The Juniper Networks Junos operating system (Junos OS) running in FIPS mode of operation allows a wide range of capabilities for users, and authentication is identity-based. The following types of identity-based authentication are supported in the FIPS mode of operation:

Username and Password Authentication over the Console and SSH

In this authentication method, the user is requested to enter the username and password after logging in to the TOE. The device enforces the user to enter a minimum of 10-characters password that is chosen from the 96 human-readable ASCII characters.


The maximum password length is 20 characters.

In this method, the device enforces a timed access mechanism—for example, first two failed attempts to enter the correct password (assuming 0 time to process), no timed access is enforced. When the user enters the password for the third time, the module enforces a 5-second delay. Each failed attempt thereafter results in an additional 5-second delay above the previous failed attempt. For example, if the fourth failed attempt is a 10-second delay, then the fifth failed attempt is a 15-second delay, the sixth failed attempt is a 20-second delay, and the seventh failed attempt is a 25-second delay.

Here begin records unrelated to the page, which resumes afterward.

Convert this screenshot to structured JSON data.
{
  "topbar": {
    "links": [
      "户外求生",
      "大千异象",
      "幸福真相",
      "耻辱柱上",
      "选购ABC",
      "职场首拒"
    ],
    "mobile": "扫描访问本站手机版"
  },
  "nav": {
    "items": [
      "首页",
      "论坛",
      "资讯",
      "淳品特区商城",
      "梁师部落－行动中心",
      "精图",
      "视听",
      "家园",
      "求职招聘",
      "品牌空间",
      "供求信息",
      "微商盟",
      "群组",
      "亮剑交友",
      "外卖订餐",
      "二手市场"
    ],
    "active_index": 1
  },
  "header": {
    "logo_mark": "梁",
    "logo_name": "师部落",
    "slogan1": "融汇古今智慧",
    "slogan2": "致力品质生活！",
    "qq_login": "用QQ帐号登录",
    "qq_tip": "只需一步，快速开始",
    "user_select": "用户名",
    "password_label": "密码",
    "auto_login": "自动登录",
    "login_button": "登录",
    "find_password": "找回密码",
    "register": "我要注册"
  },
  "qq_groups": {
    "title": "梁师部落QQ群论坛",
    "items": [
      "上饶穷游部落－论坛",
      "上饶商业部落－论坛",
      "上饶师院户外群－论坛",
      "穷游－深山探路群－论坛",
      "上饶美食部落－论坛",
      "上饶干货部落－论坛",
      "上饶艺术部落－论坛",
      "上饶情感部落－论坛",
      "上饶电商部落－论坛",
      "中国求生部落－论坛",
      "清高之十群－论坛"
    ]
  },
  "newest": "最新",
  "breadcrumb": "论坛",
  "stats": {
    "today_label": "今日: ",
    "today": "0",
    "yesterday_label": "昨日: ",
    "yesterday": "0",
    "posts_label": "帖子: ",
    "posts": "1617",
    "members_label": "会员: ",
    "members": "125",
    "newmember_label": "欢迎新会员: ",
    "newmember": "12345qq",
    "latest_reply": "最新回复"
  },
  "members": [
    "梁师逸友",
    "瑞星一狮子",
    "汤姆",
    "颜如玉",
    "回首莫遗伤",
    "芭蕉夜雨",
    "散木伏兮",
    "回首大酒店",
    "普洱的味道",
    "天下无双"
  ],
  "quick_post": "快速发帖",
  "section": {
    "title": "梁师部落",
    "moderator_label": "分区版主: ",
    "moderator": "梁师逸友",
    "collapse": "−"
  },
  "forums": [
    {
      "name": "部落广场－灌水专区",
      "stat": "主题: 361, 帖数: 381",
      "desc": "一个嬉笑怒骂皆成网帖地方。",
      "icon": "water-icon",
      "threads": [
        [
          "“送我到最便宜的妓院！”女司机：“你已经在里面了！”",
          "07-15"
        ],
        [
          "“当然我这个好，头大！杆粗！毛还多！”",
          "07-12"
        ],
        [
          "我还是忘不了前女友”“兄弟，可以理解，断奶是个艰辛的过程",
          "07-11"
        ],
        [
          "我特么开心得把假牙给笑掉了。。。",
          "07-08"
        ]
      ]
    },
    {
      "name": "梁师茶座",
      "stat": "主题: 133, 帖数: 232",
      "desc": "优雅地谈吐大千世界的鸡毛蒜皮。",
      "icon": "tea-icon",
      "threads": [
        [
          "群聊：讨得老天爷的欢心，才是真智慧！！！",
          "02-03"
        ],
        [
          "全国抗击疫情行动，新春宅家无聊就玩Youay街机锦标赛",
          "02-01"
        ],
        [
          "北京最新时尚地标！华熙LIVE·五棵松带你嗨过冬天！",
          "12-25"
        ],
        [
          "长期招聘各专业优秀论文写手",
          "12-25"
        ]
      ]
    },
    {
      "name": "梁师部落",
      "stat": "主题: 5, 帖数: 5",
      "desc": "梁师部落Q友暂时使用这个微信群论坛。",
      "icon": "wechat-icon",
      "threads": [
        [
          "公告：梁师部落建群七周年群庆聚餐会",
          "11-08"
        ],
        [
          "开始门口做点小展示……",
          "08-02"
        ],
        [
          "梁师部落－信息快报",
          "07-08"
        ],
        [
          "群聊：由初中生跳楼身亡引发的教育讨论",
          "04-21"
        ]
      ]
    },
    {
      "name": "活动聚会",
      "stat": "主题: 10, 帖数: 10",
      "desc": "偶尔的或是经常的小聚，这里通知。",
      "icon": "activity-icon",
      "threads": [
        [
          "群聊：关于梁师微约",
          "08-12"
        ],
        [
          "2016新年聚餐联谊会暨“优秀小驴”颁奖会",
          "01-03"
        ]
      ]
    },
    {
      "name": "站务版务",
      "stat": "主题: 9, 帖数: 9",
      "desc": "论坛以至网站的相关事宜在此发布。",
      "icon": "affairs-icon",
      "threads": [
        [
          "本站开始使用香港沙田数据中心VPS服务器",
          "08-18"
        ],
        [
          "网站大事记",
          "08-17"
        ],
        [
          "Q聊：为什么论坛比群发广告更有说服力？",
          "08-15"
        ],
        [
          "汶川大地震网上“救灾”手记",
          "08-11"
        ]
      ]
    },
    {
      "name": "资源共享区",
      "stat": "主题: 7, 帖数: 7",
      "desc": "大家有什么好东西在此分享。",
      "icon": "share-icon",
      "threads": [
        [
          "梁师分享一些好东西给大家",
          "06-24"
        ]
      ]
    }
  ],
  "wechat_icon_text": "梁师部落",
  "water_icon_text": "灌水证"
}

Therefore, this leads to a maximum of seven possible attempts in a 1-minute period for each getty active terminal. So, the best approach for the attacker would be to disconnect after 4 failed attempts, and wait for a new getty to be spawned. This would allow the attacker to perform roughly 9.6 attempts per minute (576 attempts per hour or 60 minutes). This would be rounded off to 9 attempts per minute, because there is no such thing as 0.6 attempts. Thus the probability of a successful random attempt is 1/9610, which is less than 1/1 million. The probability of a success with multiple consecutive attempts in a 1-minute period is 9/(9610), which is less than 1/100,000.

Username and Public Key Authentication over SSH

With SSH public-key authentication, the user provides the username and proves ownership of the private key corresponding to the public key stored on the server. The device supports ECDSA (P-256, P-384, and P-521) and RSA (2048-bit or higher since our RSA implementation is FIPS 186-4 compliant). The probability of a success with multiple consecutive attempts in a 1-minute period is 5.6e7/(2128).